[Data items]

——————————

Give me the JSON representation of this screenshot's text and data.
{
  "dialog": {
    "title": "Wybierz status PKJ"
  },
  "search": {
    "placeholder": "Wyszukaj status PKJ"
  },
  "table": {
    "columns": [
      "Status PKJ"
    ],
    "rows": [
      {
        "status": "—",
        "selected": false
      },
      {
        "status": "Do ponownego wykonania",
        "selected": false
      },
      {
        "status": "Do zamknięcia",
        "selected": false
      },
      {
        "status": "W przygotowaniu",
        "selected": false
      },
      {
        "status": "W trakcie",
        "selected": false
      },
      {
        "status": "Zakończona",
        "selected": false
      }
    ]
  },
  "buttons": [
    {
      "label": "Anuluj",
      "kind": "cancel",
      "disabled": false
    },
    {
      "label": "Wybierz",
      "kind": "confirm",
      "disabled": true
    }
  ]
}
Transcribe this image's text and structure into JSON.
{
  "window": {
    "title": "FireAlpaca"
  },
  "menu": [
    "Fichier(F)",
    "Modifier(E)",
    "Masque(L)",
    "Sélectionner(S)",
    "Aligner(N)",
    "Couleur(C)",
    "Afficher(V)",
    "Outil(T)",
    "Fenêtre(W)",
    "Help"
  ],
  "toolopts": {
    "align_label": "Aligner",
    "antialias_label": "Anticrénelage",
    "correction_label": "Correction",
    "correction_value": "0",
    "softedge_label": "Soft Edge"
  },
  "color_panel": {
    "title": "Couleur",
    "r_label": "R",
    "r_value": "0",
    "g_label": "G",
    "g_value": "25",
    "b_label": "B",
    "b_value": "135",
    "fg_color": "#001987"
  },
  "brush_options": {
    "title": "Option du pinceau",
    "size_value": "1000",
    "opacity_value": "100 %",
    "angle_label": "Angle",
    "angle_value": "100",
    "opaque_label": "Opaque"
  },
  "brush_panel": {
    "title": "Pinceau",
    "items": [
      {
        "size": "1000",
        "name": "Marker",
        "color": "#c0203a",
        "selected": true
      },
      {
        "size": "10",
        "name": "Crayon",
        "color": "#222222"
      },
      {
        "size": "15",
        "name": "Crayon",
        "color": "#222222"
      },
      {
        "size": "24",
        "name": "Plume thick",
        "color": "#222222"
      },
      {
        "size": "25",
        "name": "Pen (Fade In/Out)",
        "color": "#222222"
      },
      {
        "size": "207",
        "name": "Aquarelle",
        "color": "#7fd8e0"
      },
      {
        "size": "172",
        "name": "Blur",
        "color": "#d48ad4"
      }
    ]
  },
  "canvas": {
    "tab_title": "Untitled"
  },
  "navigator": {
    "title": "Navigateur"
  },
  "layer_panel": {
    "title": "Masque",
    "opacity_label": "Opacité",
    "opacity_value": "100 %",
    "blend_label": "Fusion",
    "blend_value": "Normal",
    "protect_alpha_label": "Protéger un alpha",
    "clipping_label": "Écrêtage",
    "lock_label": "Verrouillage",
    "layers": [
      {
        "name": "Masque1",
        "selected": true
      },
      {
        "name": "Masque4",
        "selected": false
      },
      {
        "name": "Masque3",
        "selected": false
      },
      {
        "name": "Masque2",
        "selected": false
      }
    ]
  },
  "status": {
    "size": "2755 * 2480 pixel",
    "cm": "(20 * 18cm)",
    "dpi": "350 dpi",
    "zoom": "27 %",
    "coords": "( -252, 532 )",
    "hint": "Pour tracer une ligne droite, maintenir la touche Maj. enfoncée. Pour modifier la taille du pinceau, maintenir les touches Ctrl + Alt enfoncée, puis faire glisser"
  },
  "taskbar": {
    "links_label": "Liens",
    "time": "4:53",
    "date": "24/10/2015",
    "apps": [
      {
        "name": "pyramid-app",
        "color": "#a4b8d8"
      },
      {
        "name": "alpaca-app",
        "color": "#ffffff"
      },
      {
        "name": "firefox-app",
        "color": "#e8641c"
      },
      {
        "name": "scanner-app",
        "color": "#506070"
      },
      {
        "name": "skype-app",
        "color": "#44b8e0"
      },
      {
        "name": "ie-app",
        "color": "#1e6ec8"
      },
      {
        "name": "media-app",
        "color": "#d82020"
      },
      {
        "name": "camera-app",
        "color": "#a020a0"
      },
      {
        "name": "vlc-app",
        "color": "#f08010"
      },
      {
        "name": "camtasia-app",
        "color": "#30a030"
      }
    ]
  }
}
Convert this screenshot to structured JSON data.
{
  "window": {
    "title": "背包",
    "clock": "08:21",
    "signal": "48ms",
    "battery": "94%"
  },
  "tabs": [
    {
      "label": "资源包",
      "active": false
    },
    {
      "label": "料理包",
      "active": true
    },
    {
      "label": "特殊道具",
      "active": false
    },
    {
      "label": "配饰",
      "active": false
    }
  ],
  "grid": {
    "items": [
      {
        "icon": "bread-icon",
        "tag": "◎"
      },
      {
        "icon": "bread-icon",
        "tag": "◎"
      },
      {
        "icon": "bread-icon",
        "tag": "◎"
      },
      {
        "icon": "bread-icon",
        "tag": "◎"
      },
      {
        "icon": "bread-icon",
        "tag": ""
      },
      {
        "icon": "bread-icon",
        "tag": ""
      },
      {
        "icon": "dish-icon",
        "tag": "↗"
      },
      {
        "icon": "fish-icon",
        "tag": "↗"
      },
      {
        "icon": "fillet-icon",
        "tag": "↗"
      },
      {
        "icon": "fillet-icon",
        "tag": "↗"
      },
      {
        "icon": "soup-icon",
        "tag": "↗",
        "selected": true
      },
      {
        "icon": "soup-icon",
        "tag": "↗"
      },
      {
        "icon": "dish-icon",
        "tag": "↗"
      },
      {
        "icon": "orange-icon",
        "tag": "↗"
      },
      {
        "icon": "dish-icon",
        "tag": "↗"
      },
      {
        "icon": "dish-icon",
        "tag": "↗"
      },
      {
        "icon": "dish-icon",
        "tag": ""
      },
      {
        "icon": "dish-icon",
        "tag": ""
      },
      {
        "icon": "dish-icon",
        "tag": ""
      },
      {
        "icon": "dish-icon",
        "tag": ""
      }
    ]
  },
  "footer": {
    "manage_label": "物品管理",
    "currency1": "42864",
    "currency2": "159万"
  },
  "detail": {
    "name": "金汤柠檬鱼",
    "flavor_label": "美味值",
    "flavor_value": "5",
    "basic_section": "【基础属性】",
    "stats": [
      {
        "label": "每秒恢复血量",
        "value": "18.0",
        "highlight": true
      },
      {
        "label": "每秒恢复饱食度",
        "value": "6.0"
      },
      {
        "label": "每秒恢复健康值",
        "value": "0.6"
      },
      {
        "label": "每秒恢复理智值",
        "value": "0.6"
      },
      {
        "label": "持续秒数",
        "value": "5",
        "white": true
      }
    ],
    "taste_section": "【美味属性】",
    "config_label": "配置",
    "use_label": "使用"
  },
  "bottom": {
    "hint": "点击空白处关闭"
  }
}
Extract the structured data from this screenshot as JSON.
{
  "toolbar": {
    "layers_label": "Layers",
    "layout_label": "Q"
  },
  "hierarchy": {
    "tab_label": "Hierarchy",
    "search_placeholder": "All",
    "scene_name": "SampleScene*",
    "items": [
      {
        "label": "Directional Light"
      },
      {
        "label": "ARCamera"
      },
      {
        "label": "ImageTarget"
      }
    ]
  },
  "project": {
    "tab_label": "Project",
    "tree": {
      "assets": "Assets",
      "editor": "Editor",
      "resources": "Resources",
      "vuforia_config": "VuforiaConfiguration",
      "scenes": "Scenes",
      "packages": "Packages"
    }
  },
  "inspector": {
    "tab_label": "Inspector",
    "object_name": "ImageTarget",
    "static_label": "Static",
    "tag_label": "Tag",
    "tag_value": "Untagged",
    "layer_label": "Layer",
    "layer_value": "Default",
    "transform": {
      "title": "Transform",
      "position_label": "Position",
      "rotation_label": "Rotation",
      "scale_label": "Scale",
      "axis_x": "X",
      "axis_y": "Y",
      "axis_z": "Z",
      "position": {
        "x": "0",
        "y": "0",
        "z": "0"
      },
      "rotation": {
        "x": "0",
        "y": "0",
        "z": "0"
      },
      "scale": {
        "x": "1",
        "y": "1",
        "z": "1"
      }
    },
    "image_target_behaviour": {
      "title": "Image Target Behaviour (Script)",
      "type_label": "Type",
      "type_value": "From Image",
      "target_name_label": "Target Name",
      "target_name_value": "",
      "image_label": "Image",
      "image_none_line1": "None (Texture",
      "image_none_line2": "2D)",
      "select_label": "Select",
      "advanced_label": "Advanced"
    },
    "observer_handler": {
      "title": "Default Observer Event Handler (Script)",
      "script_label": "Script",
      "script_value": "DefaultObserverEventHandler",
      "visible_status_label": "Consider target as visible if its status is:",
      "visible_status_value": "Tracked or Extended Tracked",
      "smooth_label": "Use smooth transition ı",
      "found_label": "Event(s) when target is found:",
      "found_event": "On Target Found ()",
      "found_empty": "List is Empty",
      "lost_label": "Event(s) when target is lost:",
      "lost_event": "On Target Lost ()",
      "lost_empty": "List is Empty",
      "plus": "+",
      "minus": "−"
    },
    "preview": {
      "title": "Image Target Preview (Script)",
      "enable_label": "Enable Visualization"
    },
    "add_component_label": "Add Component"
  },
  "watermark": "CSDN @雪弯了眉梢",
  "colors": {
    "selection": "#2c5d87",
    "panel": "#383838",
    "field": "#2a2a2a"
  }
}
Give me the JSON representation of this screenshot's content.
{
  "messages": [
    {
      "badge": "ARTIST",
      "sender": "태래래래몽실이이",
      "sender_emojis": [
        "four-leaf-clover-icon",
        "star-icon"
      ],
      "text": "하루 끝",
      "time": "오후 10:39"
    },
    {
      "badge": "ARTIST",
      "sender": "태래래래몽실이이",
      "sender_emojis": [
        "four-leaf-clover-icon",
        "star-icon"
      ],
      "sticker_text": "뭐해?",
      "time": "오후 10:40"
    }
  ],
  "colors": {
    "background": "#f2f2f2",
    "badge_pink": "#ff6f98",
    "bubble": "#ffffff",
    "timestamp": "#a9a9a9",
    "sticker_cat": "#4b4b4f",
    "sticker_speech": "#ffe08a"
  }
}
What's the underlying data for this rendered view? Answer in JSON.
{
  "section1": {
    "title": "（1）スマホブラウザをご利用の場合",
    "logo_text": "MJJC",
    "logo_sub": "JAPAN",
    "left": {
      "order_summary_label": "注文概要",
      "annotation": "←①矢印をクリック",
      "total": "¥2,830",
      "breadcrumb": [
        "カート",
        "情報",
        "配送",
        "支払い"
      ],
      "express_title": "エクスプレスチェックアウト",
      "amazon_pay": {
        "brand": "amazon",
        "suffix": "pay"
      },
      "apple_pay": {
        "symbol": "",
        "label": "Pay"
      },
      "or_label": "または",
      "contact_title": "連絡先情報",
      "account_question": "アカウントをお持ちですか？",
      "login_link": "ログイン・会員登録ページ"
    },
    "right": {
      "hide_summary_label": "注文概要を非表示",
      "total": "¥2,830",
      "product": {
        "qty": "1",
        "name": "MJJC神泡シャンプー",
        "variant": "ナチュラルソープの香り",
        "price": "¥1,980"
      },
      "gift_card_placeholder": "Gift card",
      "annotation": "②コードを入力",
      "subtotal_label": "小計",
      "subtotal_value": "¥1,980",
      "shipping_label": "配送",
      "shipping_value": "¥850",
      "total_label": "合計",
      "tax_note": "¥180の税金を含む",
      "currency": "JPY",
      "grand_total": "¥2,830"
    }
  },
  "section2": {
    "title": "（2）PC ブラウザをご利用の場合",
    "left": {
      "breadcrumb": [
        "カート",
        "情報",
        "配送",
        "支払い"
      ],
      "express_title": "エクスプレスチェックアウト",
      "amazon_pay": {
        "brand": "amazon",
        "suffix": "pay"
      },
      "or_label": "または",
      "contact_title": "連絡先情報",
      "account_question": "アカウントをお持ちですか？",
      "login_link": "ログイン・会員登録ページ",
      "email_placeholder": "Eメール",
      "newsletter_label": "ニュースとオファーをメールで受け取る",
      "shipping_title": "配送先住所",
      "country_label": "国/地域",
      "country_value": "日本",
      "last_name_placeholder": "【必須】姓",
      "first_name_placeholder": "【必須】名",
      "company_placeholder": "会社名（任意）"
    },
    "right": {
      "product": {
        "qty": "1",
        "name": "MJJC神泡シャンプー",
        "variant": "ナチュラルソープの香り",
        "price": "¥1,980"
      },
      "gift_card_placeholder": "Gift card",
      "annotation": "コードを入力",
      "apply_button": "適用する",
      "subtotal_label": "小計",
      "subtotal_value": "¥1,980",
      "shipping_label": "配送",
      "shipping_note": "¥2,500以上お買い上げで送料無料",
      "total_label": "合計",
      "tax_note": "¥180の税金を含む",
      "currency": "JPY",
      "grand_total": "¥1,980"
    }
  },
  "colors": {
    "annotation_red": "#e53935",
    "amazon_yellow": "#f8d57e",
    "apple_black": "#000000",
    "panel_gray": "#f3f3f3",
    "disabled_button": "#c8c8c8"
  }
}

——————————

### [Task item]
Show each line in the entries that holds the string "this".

### [Task answer]
Give me the JSON representation of this screenshot's text and data.
Transcribe this image's text and structure into JSON.
Convert this screenshot to structured JSON data.
Extract the structured data from this screenshot as JSON.
Give me the JSON representation of this screenshot's content.
What's the underlying data for this rendered view? Answer in JSON.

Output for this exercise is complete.